:: SOURCE DATA

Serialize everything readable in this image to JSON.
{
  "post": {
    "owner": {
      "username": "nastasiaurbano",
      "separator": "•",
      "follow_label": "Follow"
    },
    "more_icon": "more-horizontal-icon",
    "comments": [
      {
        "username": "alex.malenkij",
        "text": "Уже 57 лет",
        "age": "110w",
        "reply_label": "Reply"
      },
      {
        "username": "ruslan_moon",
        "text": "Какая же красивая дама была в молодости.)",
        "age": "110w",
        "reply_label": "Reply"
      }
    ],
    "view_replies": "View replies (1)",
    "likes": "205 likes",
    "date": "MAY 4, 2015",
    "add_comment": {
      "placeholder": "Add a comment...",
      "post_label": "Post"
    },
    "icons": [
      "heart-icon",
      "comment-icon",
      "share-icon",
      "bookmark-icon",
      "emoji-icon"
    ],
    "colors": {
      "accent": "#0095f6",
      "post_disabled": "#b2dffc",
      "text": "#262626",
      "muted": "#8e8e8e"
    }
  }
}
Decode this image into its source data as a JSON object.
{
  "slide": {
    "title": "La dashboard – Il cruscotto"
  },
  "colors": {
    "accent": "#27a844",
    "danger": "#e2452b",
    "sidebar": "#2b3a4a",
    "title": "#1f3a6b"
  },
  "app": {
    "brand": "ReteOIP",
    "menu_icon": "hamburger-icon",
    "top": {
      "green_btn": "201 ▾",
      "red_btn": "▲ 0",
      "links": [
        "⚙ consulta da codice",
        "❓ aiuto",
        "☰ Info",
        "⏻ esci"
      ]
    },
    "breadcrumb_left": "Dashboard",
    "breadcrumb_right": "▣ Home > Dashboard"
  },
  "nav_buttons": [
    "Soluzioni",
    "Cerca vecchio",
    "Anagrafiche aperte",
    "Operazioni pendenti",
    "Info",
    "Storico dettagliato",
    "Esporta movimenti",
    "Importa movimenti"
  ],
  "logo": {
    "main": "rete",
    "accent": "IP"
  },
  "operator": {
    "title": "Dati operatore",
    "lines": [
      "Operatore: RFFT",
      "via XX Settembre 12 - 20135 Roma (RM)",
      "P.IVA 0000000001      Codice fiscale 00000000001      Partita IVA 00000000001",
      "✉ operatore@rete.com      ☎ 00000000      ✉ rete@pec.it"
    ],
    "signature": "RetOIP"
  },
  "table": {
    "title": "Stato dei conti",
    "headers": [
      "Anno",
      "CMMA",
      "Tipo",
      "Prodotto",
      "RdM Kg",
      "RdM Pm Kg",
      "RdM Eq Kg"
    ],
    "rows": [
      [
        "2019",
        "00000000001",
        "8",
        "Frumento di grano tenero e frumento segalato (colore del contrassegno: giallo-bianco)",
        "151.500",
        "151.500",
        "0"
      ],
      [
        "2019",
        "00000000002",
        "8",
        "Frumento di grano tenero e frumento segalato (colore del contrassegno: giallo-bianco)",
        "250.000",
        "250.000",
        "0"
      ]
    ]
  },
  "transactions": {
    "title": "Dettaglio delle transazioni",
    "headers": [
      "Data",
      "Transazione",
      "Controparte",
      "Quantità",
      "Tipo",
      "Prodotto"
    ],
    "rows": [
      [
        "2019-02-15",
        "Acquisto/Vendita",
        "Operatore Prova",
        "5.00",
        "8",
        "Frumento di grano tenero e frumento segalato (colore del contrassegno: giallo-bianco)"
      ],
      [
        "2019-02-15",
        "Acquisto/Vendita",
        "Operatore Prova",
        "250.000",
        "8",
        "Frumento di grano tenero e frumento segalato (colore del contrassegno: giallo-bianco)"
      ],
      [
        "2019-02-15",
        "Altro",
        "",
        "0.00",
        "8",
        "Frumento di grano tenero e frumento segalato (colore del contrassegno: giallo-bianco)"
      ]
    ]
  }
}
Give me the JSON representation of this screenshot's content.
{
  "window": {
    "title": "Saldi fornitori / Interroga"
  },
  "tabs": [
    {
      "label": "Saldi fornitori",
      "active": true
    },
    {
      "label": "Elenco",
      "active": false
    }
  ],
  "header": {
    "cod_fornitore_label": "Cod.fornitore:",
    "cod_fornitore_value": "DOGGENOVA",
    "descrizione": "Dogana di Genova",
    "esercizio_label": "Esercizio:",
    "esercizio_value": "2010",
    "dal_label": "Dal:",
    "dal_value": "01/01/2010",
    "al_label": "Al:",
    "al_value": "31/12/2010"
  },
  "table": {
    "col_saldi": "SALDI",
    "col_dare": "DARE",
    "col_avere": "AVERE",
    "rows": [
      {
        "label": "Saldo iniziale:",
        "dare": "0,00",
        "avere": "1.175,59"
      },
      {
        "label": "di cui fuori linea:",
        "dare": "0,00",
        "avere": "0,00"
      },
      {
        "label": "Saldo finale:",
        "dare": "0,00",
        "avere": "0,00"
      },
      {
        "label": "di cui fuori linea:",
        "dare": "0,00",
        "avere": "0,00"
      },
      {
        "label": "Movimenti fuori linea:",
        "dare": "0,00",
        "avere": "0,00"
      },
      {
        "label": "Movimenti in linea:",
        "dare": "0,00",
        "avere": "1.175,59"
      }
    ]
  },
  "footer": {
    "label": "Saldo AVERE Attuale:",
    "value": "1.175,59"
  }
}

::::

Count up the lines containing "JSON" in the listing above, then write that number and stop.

3